However, if you are being seen for any other eye condition, including cataract, macular degeneration or glaucoma, it is still important that you attend for your diabetic eye screening test.
In order that we can obtain good clear images of your eye it is necessary for us to use eye drops (1% tropicamide). The drops may cause stinging but this should wear off after a few seconds, however your sight may be slightly blurry for between 2-6 hours and will affect your ability to drive.
No. You should not drive for six hours after your appointment. This is because the eye drops cause blurred vision for between two and six hours.
If, after six hours, you are still experiencing pain or discomfort, you should contact your GP. At evenings or weekends, contact your local accident and emergency department.
Very rarely, the eye drops used for screening can cause a sudden rise in pressure within the eye. This only happens in people who are already at risk of developing this problem at some point in their lives. However, when it happens it needs prompt treatment in an eye unit. The symptoms of a sudden pressure rise in the eye are:
- pain or severe discomfort in your eye
- redness of the white of your eye
- constantly blurred sight, sometimes with rainbow haloes around lights.
If you experience any of these symptoms please attend your local accident and emergency department.
If the photographs, taken at your visit, show signs of diabetic eye disease, a second qualified person will check the photographs. If the signs are confirmed and sight threatening, an eye specialist will look at the photographs. You will then be called to a hospital eye service (HES) eye clinic.
If the signs of diabetic eye disease are present but not threatening your sight, you may need to have more photographs taken to monitor the eye changes at a shorter interval than the normal 12 months.
Occasionally, the images taken are not of high enough quality to make a decision regarding the presence or absence of any diabetic eye disease. If this is the case we will call you back for a further test using different equipment, allowing us to make a final decision. You will receive a letter telling you of the recommendation.

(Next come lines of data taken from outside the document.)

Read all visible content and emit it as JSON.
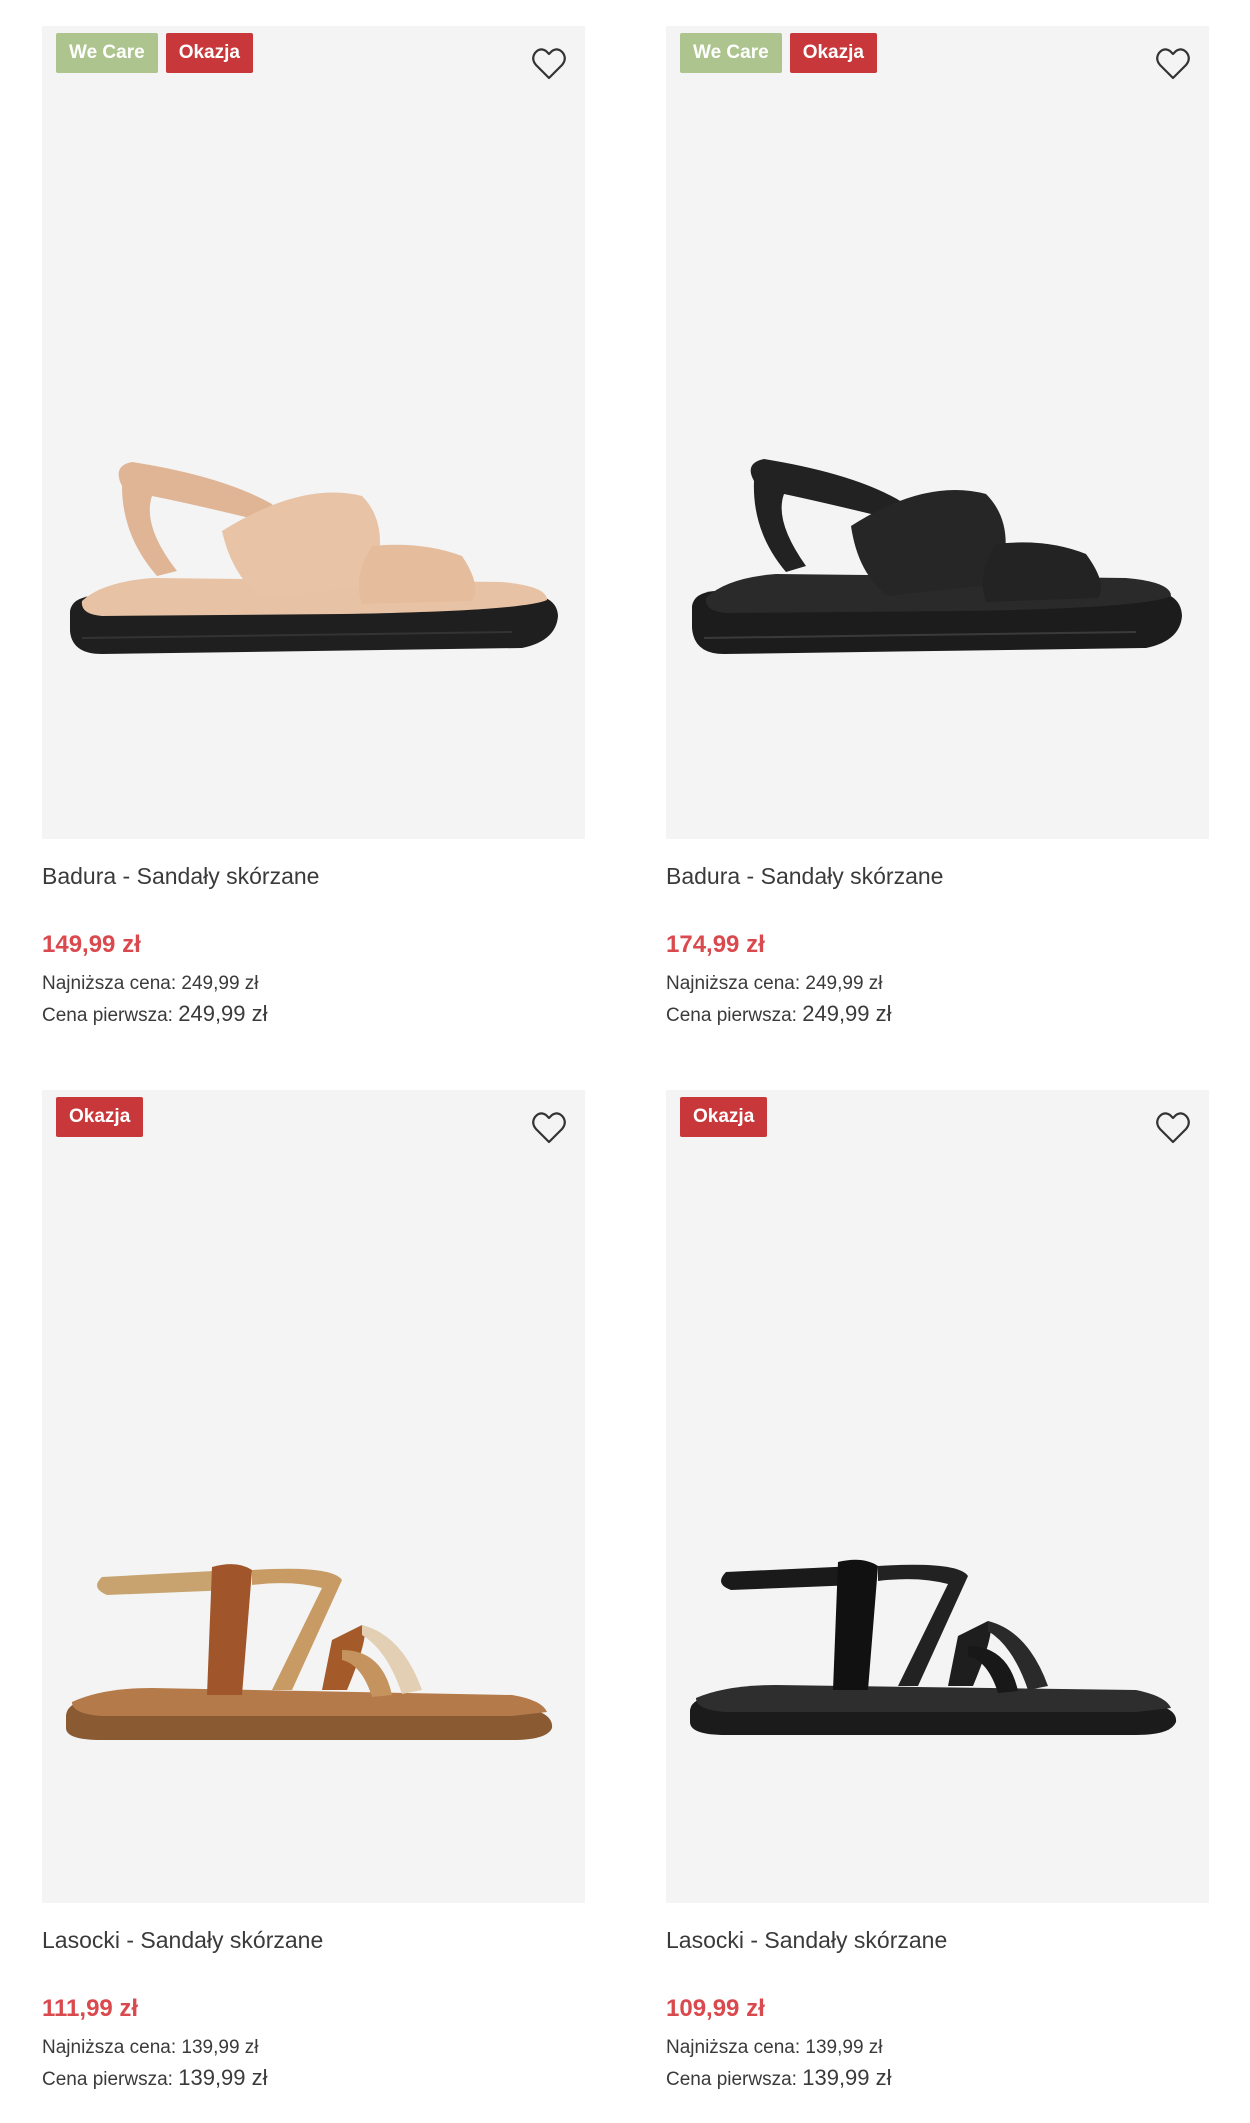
{
  "colors": {
    "we_care_badge": "#adc48e",
    "deal_badge": "#c8373a",
    "price": "#d9494d",
    "image_bg": "#f3f4f3"
  },
  "products": [
    {
      "badges": [
        "We Care",
        "Okazja"
      ],
      "title": "Badura - Sandały skórzane",
      "price": "149,99 zł",
      "lowest_label": "Najniższa cena:",
      "lowest_value": "249,99 zł",
      "first_label": "Cena pierwsza:",
      "first_value": "249,99 zł",
      "wishlist_icon": "heart-icon"
    },
    {
      "badges": [
        "We Care",
        "Okazja"
      ],
      "title": "Badura - Sandały skórzane",
      "price": "174,99 zł",
      "lowest_label": "Najniższa cena:",
      "lowest_value": "249,99 zł",
      "first_label": "Cena pierwsza:",
      "first_value": "249,99 zł",
      "wishlist_icon": "heart-icon"
    },
    {
      "badges": [
        "Okazja"
      ],
      "title": "Lasocki - Sandały skórzane",
      "price": "111,99 zł",
      "lowest_label": "Najniższa cena:",
      "lowest_value": "139,99 zł",
      "first_label": "Cena pierwsza:",
      "first_value": "139,99 zł",
      "wishlist_icon": "heart-icon"
    },
    {
      "badges": [
        "Okazja"
      ],
      "title": "Lasocki - Sandały skórzane",
      "price": "109,99 zł",
      "lowest_label": "Najniższa cena:",
      "lowest_value": "139,99 zł",
      "first_label": "Cena pierwsza:",
      "first_value": "139,99 zł",
      "wishlist_icon": "heart-icon"
    }
  ]
}
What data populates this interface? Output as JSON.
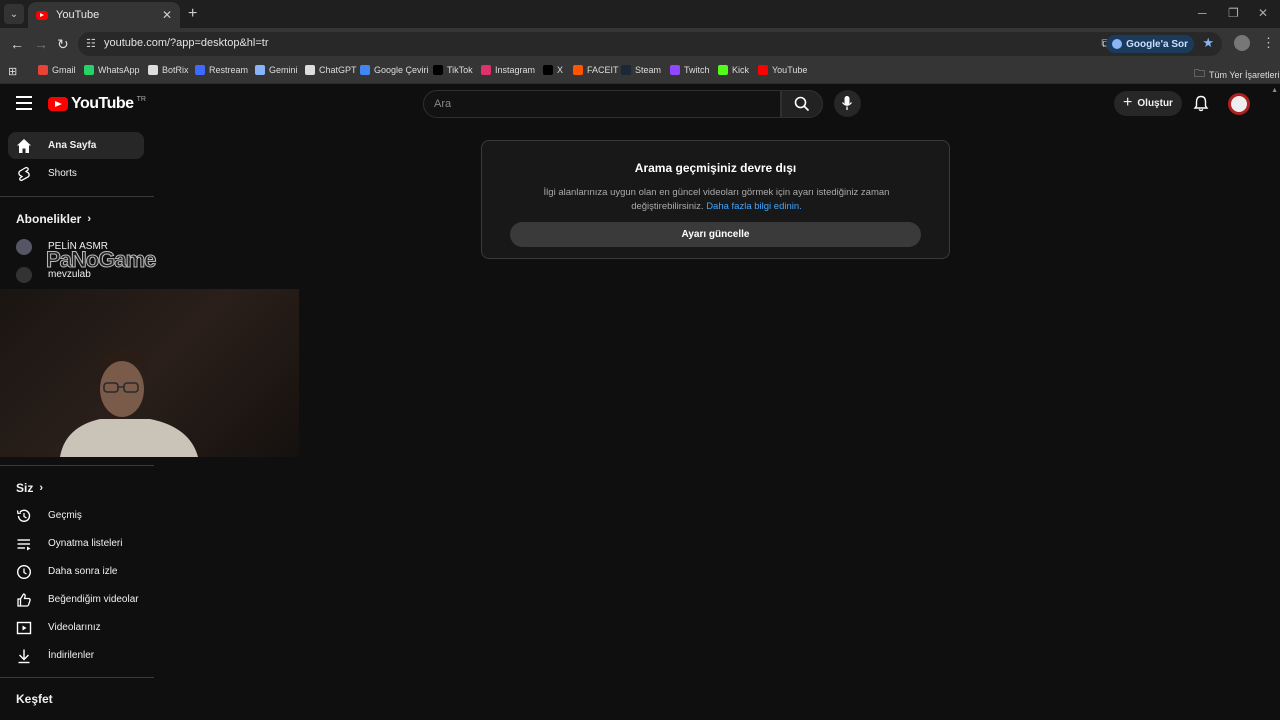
{
  "browser": {
    "tab_title": "YouTube",
    "url": "youtube.com/?app=desktop&hl=tr",
    "ask_google": "Google'a Sor",
    "bookmarks": [
      {
        "label": "Gmail",
        "color": "#ea4335"
      },
      {
        "label": "WhatsApp",
        "color": "#25d366"
      },
      {
        "label": "BotRix",
        "color": "#dddddd"
      },
      {
        "label": "Restream",
        "color": "#3d6bff"
      },
      {
        "label": "Gemini",
        "color": "#8ab4f8"
      },
      {
        "label": "ChatGPT",
        "color": "#dddddd"
      },
      {
        "label": "Google Çeviri",
        "color": "#4285f4"
      },
      {
        "label": "TikTok",
        "color": "#000000"
      },
      {
        "label": "Instagram",
        "color": "#e1306c"
      },
      {
        "label": "X",
        "color": "#000000"
      },
      {
        "label": "FACEIT",
        "color": "#ff5500"
      },
      {
        "label": "Steam",
        "color": "#1b2838"
      },
      {
        "label": "Twitch",
        "color": "#9146ff"
      },
      {
        "label": "Kick",
        "color": "#53fc18"
      },
      {
        "label": "YouTube",
        "color": "#ff0000"
      }
    ],
    "all_bookmarks": "Tüm Yer İşaretleri"
  },
  "youtube": {
    "logo_text": "YouTube",
    "region": "TR",
    "search_placeholder": "Ara",
    "create_label": "Oluştur"
  },
  "sidebar": {
    "home": "Ana Sayfa",
    "shorts": "Shorts",
    "subscriptions_header": "Abonelikler",
    "subscriptions": [
      "PELİN ASMR",
      "mevzulab"
    ],
    "you_header": "Siz",
    "you_items": [
      "Geçmiş",
      "Oynatma listeleri",
      "Daha sonra izle",
      "Beğendiğim videolar",
      "Videolarınız",
      "İndirilenler"
    ],
    "explore_header": "Keşfet"
  },
  "notice": {
    "title": "Arama geçmişiniz devre dışı",
    "body": "İlgi alanlarınıza uygun olan en güncel videoları görmek için ayarı istediğiniz zaman değiştirebilirsiniz.",
    "link": "Daha fazla bilgi edinin.",
    "button": "Ayarı güncelle"
  },
  "overlay": {
    "watermark": "PaNoGame"
  }
}
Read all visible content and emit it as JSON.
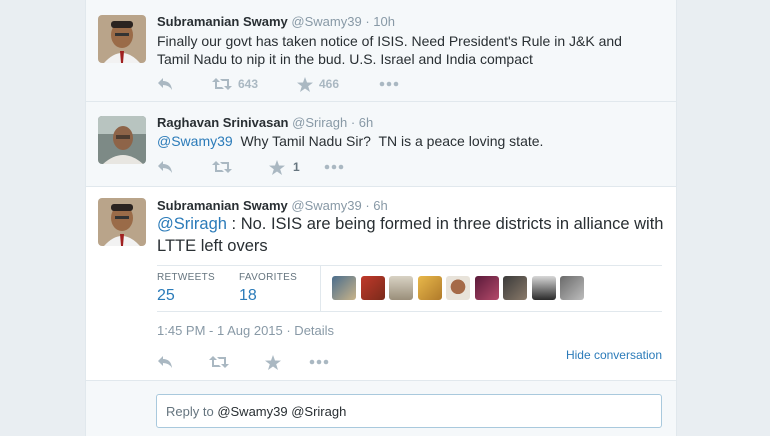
{
  "tweets": [
    {
      "name": "Subramanian Swamy",
      "handle": "@Swamy39",
      "time": "· 10h",
      "text_line1": "Finally our govt has taken notice of ISIS. Need President's Rule in J&K and",
      "text_line2": "Tamil Nadu to nip it in the bud. U.S. Israel and India compact",
      "retweets": "643",
      "favorites": "466"
    },
    {
      "name": "Raghavan Srinivasan",
      "handle": "@Sriragh",
      "time": "· 6h",
      "mention": "@Swamy39",
      "text": "  Why Tamil Nadu Sir?  TN is a peace loving state.",
      "retweets": "",
      "favorites": "1"
    },
    {
      "name": "Subramanian Swamy",
      "handle": "@Swamy39",
      "time": "· 6h",
      "mention": "@Sriragh",
      "text_line1": " : No. ISIS are being formed in three districts in alliance with",
      "text_line2": "LTTE left overs",
      "retweets_label": "RETWEETS",
      "retweets_count": "25",
      "favorites_label": "FAVORITES",
      "favorites_count": "18",
      "datetime": "1:45 PM - 1 Aug 2015 · Details",
      "hide_conversation": "Hide conversation"
    }
  ],
  "reply": {
    "prefix": "Reply to ",
    "mentions": "@Swamy39 @Sriragh"
  },
  "colors": {
    "link": "#2b7bb9",
    "muted": "#8899a6",
    "text": "#292f33",
    "icon": "#aab8c2"
  },
  "icons": [
    "reply-icon",
    "retweet-icon",
    "favorite-star-icon",
    "more-dots-icon"
  ]
}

Information for patients who require more frequent monitoring.
If you notice problems with your eyes between screening visits do not wait until your next appointment but get advice urgently or visit your local A&E hospital.
There are things that you can do to reduce your chances of developing complications:
- have regular check-ups with your healthcare team – at least once a year
- check that your healthcare team does a long-term check on your diabetes, such as an HbA1c test
- test your blood glucose levels at home regularly
- achieve and maintain a healthy body weight
- keep your blood pressure and blood fats (eg cholesterol) under control
- eat a healthy balanced diet
- increase your level of physical activity
- don't smoke.
If we identify that you have diabetic retinopathy you should discuss this with the GP who is looking after your diabetes to improve control of your blood glucose, blood pressure and cholesterol, and preferably avoid smoking.
If you have referable retinopathy identified at a screening appointment you will be referred and should attend for your hospital eye service outpatient appointment.
Women who develop diabetes during pregnancy (known as “gestational diabetes”) do not need to attend for a diabetic eye test.
Women who had a diagnosis of diabetes before they became pregnant, require screening more frequently during pregnancy, as diabetic retinopathy can develop for the first time or worsen more quickly.
Because of this, eye screening is usually carried out at the first antenatal check and again at 28 weeks of pregnancy. Some women will also be screened when their pregnancy reaches 16 to 20 weeks (particularly women who showed some signs of diabetic retinopathy on their first set of photographs).
Please remember, it is important to attend screening as soon as possible after your pregnancy has been confirmed. If you have not received diabetic eye screening during the first 13 weeks of your pregnancy, please contact us.